anti-Nashville. But it doesn't wallow in the glumness that makes some
alterna-country easier to admire than love. Willis may feel the shudder of mortality, but her delivery is palpably flesh-and-blood. She's never so hooked on misery that her timing and phrasing get dragged down into the atmospherics of a song. There's an essentially engaged quality to her singing. The title track is an admission of defeat that climaxes with the line "Hell, I've walked a long way just to find the end of my rope," that's as beaten-up and as specific as the scratches and cigarette scars on a barroom counter.

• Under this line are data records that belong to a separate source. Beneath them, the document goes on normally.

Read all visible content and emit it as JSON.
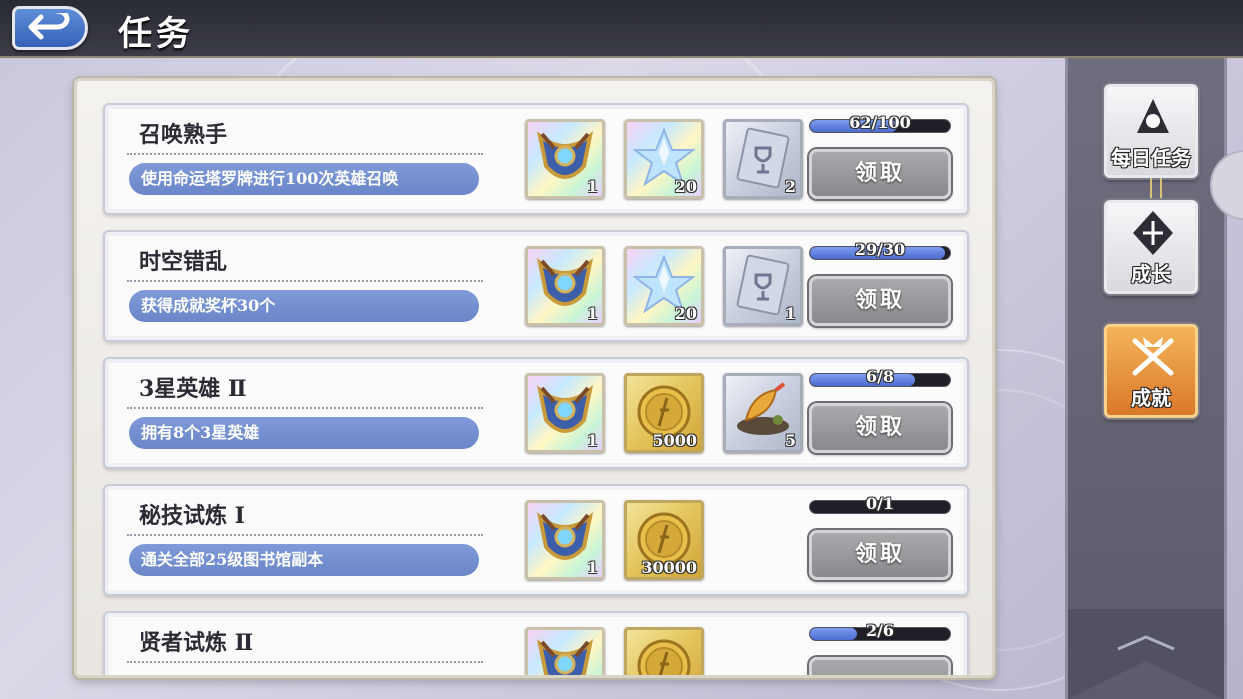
{
  "header": {
    "title": "任务"
  },
  "tasks": [
    {
      "name": "召唤熟手",
      "desc": "使用命运塔罗牌进行100次英雄召唤",
      "progress_text": "62/100",
      "progress": 0.62,
      "rewards": [
        {
          "icon": "hero-crest-icon",
          "qty": "1",
          "style": "rainbow"
        },
        {
          "icon": "star-icon",
          "qty": "20",
          "style": "rainbow"
        },
        {
          "icon": "trophy-card-icon",
          "qty": "2",
          "style": "silver"
        }
      ],
      "claim_label": "领取"
    },
    {
      "name": "时空错乱",
      "desc": "获得成就奖杯30个",
      "progress_text": "29/30",
      "progress": 0.967,
      "rewards": [
        {
          "icon": "hero-crest-icon",
          "qty": "1",
          "style": "rainbow"
        },
        {
          "icon": "star-icon",
          "qty": "20",
          "style": "rainbow"
        },
        {
          "icon": "trophy-card-icon",
          "qty": "1",
          "style": "silver"
        }
      ],
      "claim_label": "领取"
    },
    {
      "name": "3星英雄 Ⅱ",
      "desc": "拥有8个3星英雄",
      "progress_text": "6/8",
      "progress": 0.75,
      "rewards": [
        {
          "icon": "hero-crest-icon",
          "qty": "1",
          "style": "rainbow"
        },
        {
          "icon": "gold-coin-icon",
          "qty": "5000",
          "style": "gold"
        },
        {
          "icon": "tempura-food-icon",
          "qty": "5",
          "style": "silver"
        }
      ],
      "claim_label": "领取"
    },
    {
      "name": "秘技试炼 Ⅰ",
      "desc": "通关全部25级图书馆副本",
      "progress_text": "0/1",
      "progress": 0,
      "rewards": [
        {
          "icon": "hero-crest-icon",
          "qty": "1",
          "style": "rainbow"
        },
        {
          "icon": "gold-coin-icon",
          "qty": "30000",
          "style": "gold"
        }
      ],
      "claim_label": "领取"
    },
    {
      "name": "贤者试炼 Ⅱ",
      "desc": "",
      "progress_text": "2/6",
      "progress": 0.333,
      "rewards": [
        {
          "icon": "hero-crest-icon",
          "qty": "",
          "style": "rainbow"
        },
        {
          "icon": "gold-coin-icon",
          "qty": "",
          "style": "gold"
        }
      ],
      "claim_label": ""
    }
  ],
  "nav": [
    {
      "label": "每日任务",
      "icon": "daily-task-icon",
      "active": false
    },
    {
      "label": "成长",
      "icon": "growth-icon",
      "active": false
    },
    {
      "label": "成就",
      "icon": "achievement-icon",
      "active": true
    }
  ],
  "colors": {
    "accent_blue": "#6a86c8",
    "active_tab": "#d9782a",
    "progress_fill": "#4c6cd0"
  }
}
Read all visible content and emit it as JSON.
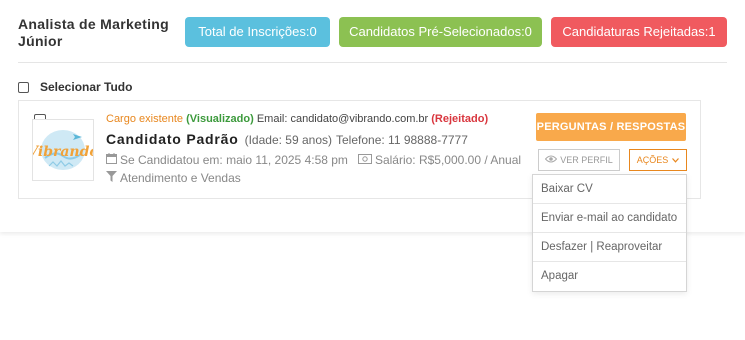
{
  "job": {
    "title": "Analista de Marketing Júnior"
  },
  "stats": {
    "total": "Total de Inscrições:0",
    "preselected": "Candidatos Pré-Selecionados:0",
    "rejected": "Candidaturas Rejeitadas:1",
    "colors": {
      "total": "#5bc0de",
      "preselected": "#8cc152",
      "rejected": "#f05a5f"
    }
  },
  "select_all": {
    "label": "Selecionar Tudo",
    "checked": false
  },
  "candidate": {
    "checked": false,
    "logo_text": "Vibrando",
    "status_prefix": "Cargo existente",
    "viewed_label": "(Visualizado)",
    "email_label": "Email:",
    "email": "candidato@vibrando.com.br",
    "rejected_label": "(Rejeitado)",
    "name": "Candidato Padrão",
    "age": "(Idade: 59 anos)",
    "phone": "Telefone: 11 98888-7777",
    "applied": "Se Candidatou em: maio 11, 2025 4:58 pm",
    "salary": "Salário: R$5,000.00 / Anual",
    "category": "Atendimento e Vendas",
    "icons": {
      "applied": "calendar-icon",
      "salary": "money-icon",
      "category": "filter-icon"
    }
  },
  "actions": {
    "qa_label": "PERGUNTAS / RESPOSTAS",
    "view_profile_label": "VER PERFIL",
    "actions_label": "AÇÕES",
    "menu": [
      "Baixar CV",
      "Enviar e-mail ao candidato",
      "Desfazer | Reaproveitar",
      "Apagar"
    ]
  },
  "colors": {
    "accent_orange": "#e8871e",
    "qa_button": "#f9a94b",
    "reject_red": "#d9363e"
  }
}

Listening to "What I Deserve" brought home, for me, why I've never been able to join in the accolades that are regularly laid at the feet of Lucinda Williams. The heartache in Williams' songs finally counts for nothing because it's so unvaried, so wallowed in. Put it this way: Who can be bothered to care about the trials of a singer who sounds as if she doesn't have the energy to get through the goddamn verse?

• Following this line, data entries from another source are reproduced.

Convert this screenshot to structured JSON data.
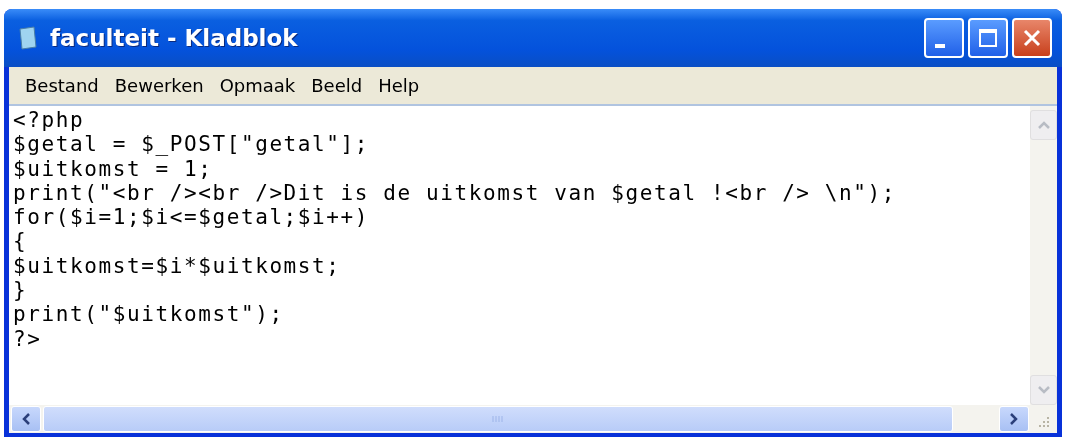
{
  "window": {
    "title": "faculteit - Kladblok"
  },
  "menu": [
    {
      "label": "Bestand"
    },
    {
      "label": "Bewerken"
    },
    {
      "label": "Opmaak"
    },
    {
      "label": "Beeld"
    },
    {
      "label": "Help"
    }
  ],
  "editor": {
    "lines": [
      "<?php",
      "$getal = $_POST[\"getal\"];",
      "$uitkomst = 1;",
      "print(\"<br /><br />Dit is de uitkomst van $getal !<br /> \\n\");",
      "for($i=1;$i<=$getal;$i++)",
      "{",
      "$uitkomst=$i*$uitkomst;",
      "}",
      "print(\"$uitkomst\");",
      "?>"
    ]
  }
}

Willis never forgets that she has to put a song across. There are surges and sudden husky swoops in her normal, almost nasal, register. She's got wonderful taste in songwriters, here covering Nick Drake's "Time Has Told Me" and Paul Westerberg's "They're Blind." (The truest test for any artist's grasp of the genre they work in is what it can be made to encompass.) There's even a nod to the Beatles in her version of Paul Kelly's "Cradle of Love" ("Seems like you been workin'/Eight days a week"). The song itself is a particularly sweet example of solace as seduction. Willis might be the woman the singer in "A Hard Day's Night" dreams of coming home to, knowing the things that she does "will make him feel all right." And she's blessed throughout with wonderful musicians. On "Not Forgotten You," the beat slowly gathers itself behind Willis, unobtrusively propelling the music, so that by the time she gets to the image "Hail the Western bound/With its black tail flying" the music has become a song match for it.
The album seems defined by "Happy Like That," written by Willis and Gary Louris. All of the discontent of the album seems to gather itself into this number, and Willis sings it with the sound of someone bringing bad news that we know is undeniable before we can even question it. It's the sound of a sort of a doomed -- but not foolish -- persistence. By the end of the final lines, Willis' voice, soaring at their start, has been tamped down. But the persistence of "What I Deserve" is equally undeniable. Six years (broken only by one EP) is three lifetimes in pop music. Willis was right to hold out until she found a label to release the music she wanted to make. "What I Deserve" is the album she's been working toward since her debut. Whatever its commercial fate, she's likely to be around for a while. Willis has found a way to navigate the emotional vapors while sounding too real, too strong to make us think she's in danger of disappearing into them.